(Problem description)
Find every line in the records below that holds the word "JSON", and copy it out.
------ Source information
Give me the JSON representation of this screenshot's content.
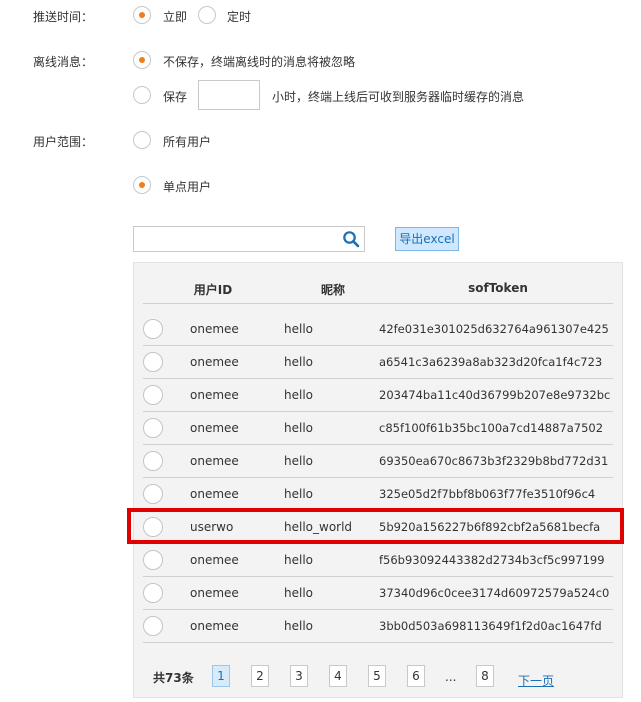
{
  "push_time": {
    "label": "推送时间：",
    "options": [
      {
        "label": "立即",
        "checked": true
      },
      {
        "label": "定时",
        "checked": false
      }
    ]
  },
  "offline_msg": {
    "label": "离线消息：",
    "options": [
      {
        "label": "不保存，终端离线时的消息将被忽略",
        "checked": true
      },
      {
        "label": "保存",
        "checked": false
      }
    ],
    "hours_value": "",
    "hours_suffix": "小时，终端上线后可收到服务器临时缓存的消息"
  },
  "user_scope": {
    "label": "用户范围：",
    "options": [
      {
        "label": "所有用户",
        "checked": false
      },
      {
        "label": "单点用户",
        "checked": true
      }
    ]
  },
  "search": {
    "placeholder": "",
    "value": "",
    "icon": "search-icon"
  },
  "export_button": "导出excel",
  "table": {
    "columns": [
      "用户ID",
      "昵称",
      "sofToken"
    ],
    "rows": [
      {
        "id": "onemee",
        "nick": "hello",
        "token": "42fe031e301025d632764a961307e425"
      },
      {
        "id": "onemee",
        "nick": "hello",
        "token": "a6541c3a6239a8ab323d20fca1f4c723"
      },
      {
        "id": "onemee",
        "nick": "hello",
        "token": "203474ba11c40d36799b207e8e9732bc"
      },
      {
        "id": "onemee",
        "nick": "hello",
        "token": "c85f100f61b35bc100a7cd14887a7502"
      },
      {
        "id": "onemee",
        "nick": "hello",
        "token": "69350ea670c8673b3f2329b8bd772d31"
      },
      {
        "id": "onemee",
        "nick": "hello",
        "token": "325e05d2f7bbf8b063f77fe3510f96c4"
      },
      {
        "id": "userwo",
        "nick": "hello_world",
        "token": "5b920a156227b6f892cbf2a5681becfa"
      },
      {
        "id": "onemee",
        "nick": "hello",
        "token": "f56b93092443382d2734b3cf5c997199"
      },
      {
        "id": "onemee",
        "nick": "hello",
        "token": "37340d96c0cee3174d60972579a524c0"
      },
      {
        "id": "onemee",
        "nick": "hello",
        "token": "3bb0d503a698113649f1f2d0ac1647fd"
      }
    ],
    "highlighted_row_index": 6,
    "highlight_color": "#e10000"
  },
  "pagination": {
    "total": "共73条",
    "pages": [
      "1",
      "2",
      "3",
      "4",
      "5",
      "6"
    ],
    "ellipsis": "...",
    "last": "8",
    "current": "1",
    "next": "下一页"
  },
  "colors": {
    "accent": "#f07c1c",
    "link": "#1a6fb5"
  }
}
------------
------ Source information
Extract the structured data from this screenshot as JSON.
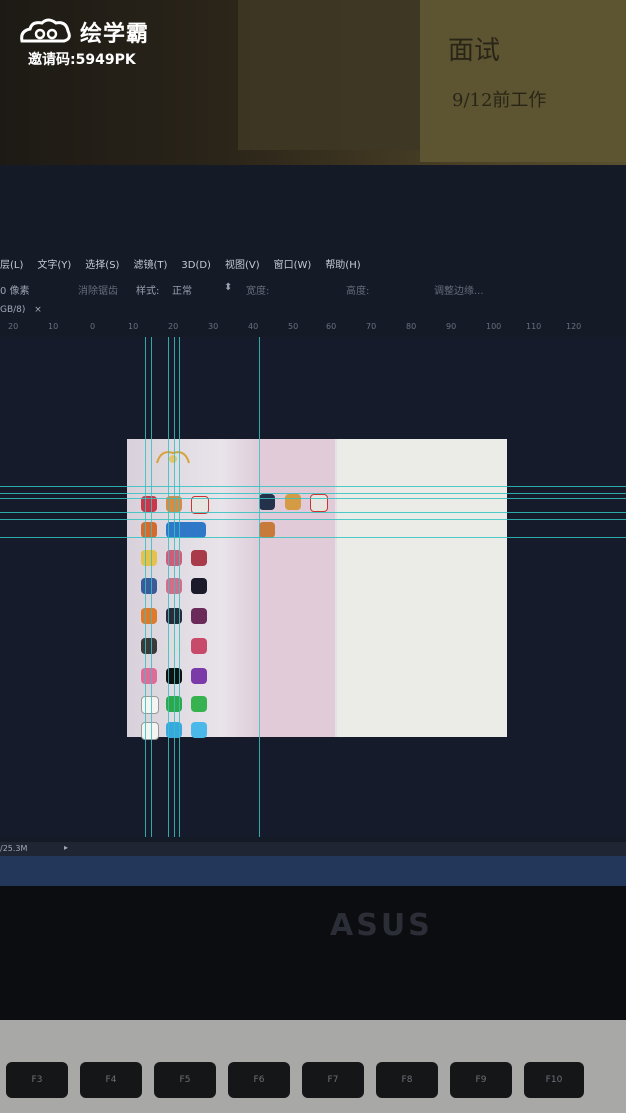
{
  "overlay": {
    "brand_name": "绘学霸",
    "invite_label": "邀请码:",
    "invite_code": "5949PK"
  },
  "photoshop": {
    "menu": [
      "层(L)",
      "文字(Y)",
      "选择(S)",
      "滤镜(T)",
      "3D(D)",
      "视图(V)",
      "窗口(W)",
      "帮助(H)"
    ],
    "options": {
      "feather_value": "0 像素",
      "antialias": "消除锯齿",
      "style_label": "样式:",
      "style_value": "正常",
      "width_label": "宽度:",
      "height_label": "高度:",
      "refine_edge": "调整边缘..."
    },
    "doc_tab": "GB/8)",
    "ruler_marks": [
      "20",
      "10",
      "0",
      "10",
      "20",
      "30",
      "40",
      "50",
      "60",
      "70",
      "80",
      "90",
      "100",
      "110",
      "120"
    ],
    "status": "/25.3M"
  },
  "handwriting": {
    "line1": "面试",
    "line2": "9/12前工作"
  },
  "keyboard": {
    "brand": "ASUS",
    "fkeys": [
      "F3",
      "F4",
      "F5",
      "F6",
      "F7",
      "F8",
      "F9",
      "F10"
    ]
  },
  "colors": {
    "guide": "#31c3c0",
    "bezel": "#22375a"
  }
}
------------
(Solution for this problem)
Give me the JSON representation of this screenshot's content.
Extract the structured data from this screenshot as JSON.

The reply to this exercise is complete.